25 October - 16 November 2019
The line II
Kevin Conner, Christopher Orchard, Godwin Bradbeer and Jason Cordero
I began to explore the idea of ‘out of place’ and ‘having no place’ and a place one can call one’s own while travelling through the Gawler Ranges last year.
Major investigations are underway to understand how an invasive cactus from southern California is invading the ranges; its aggressive spikes buried themselves in my leg when I ventured too close and could only be removed with a pair of pliers. It was easy to see how the ‘invader’ moved around, attaching itself to naive kangaroos and unfortunate sheep. Visually misshapen in comparison to the local flora, and aggressive, it’s easy not to love it.
I started thinking about how the landscape would look if the invader really took hold, and my thoughts extended to the sheep, the Europeans, and the car races held on the dry salt lake bed.
Reflecting on Virginia Woolf’s essay title ‘A room of one’s own’ , one cannot but feel concern for the landscape that is losing its ‘room’.
The idea of individual rooms for each of us is all well and good, but inevitably these desires intersect with the lives of others.

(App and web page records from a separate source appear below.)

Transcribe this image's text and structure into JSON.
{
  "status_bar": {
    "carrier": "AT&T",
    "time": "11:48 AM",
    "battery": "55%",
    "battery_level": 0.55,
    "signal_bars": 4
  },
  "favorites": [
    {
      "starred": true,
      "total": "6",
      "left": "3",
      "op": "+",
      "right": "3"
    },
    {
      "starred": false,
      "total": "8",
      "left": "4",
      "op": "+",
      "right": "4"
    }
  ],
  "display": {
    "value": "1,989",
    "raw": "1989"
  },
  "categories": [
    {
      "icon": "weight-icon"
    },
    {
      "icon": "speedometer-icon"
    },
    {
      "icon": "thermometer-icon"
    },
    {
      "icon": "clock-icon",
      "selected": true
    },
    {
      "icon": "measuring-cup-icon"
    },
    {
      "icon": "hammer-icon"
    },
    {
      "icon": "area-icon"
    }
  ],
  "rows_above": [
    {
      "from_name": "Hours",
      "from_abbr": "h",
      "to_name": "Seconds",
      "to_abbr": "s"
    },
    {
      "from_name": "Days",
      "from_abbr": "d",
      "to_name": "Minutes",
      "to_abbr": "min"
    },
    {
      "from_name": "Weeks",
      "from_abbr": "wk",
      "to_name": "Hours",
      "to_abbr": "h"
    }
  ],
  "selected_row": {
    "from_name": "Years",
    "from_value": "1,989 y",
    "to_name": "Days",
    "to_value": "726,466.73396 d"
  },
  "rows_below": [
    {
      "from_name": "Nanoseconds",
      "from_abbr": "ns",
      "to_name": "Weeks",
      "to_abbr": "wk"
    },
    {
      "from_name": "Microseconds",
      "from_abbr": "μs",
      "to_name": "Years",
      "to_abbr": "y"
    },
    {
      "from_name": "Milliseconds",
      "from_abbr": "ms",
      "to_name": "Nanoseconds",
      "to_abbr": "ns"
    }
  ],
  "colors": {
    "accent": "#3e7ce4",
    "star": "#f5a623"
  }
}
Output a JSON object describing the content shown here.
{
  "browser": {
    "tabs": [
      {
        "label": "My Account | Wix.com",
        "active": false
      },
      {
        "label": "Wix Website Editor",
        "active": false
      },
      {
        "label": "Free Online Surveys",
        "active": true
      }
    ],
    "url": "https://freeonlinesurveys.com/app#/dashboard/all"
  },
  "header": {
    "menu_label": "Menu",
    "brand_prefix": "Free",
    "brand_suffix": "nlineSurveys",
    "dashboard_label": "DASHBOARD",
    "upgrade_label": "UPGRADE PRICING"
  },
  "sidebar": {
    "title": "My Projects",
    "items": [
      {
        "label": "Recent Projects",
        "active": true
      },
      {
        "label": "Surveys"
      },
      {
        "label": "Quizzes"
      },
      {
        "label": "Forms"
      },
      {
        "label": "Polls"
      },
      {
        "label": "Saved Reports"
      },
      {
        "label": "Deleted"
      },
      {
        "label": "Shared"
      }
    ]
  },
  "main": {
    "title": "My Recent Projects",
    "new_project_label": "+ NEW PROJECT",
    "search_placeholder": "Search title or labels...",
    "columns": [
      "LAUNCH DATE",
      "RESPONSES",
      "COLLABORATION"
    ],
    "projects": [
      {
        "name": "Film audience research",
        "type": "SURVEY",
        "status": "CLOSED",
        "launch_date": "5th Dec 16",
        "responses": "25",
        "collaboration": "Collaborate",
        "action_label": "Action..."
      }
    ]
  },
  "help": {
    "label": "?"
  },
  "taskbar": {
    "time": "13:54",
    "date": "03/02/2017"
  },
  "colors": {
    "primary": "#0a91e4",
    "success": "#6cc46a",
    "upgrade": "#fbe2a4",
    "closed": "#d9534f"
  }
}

Should the weed ‘go back where it came from’? Does the weed have a right to space, to ‘a room of one’s own’?
Where do your sympathies lie? Are they oppositional?

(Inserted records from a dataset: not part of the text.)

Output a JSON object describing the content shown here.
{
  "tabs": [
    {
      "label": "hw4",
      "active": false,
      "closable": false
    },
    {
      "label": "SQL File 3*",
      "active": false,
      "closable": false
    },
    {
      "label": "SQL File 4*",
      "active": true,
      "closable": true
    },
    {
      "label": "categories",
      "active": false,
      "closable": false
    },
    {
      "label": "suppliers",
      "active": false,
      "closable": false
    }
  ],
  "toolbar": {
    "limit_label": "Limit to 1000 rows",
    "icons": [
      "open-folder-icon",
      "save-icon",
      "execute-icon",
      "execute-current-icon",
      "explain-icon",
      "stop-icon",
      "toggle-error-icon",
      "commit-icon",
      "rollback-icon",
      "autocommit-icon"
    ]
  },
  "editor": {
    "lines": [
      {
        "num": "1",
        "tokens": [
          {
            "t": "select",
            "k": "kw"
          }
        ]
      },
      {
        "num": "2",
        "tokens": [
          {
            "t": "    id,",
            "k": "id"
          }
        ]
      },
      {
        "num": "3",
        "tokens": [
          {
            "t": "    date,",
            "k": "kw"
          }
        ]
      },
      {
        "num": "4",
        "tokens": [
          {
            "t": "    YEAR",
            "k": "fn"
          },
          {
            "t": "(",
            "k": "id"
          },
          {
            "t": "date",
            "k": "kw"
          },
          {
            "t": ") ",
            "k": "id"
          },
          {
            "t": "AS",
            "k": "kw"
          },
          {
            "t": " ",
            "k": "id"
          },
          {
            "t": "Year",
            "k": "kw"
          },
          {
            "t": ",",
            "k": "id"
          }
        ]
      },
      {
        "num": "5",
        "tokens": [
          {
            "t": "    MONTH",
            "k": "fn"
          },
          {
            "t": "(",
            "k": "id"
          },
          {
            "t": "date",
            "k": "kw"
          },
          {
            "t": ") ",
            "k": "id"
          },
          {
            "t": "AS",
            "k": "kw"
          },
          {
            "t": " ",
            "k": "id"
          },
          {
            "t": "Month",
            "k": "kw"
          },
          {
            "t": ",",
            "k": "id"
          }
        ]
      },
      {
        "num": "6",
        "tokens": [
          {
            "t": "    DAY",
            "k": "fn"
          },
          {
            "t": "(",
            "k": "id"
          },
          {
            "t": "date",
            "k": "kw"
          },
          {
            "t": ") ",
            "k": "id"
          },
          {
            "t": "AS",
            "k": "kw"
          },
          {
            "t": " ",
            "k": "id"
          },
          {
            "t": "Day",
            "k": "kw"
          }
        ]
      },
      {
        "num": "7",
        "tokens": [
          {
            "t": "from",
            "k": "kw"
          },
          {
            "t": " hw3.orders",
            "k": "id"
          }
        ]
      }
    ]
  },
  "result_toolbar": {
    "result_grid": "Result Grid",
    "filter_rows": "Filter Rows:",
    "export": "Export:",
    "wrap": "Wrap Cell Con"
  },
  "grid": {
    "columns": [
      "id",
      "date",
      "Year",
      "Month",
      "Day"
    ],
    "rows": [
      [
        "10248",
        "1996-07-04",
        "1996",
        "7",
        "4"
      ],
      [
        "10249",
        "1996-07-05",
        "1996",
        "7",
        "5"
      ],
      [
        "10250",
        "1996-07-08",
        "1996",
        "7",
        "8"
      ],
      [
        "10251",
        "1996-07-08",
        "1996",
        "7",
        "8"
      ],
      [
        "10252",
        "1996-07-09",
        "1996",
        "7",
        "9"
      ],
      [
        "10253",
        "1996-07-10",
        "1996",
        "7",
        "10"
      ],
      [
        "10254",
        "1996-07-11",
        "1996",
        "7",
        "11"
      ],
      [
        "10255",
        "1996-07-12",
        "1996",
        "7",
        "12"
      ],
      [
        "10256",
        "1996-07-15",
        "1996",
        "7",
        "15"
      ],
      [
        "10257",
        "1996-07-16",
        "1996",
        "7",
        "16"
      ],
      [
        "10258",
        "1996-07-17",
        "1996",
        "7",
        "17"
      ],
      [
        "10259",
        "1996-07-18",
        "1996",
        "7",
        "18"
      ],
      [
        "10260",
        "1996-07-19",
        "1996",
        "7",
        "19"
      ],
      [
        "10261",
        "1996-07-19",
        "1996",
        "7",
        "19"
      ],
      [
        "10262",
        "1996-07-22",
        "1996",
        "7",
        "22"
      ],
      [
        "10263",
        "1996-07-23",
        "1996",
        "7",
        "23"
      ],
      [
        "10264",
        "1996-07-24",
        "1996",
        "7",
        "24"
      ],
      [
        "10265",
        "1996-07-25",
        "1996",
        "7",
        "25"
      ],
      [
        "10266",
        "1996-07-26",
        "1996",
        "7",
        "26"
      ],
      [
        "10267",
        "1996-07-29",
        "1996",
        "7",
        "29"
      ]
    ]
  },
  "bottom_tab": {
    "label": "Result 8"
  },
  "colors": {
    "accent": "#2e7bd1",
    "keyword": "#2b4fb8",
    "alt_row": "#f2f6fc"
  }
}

It seems to me to be beyond binary.
Outsiders as Woolf observed self-evidently exist in a potentially dangerous space.
The work you see here is the beginning of a more detailed investigation of the concept ‘a room of one’s own’ and what that might mean more broadly, and from a variety of perspectives.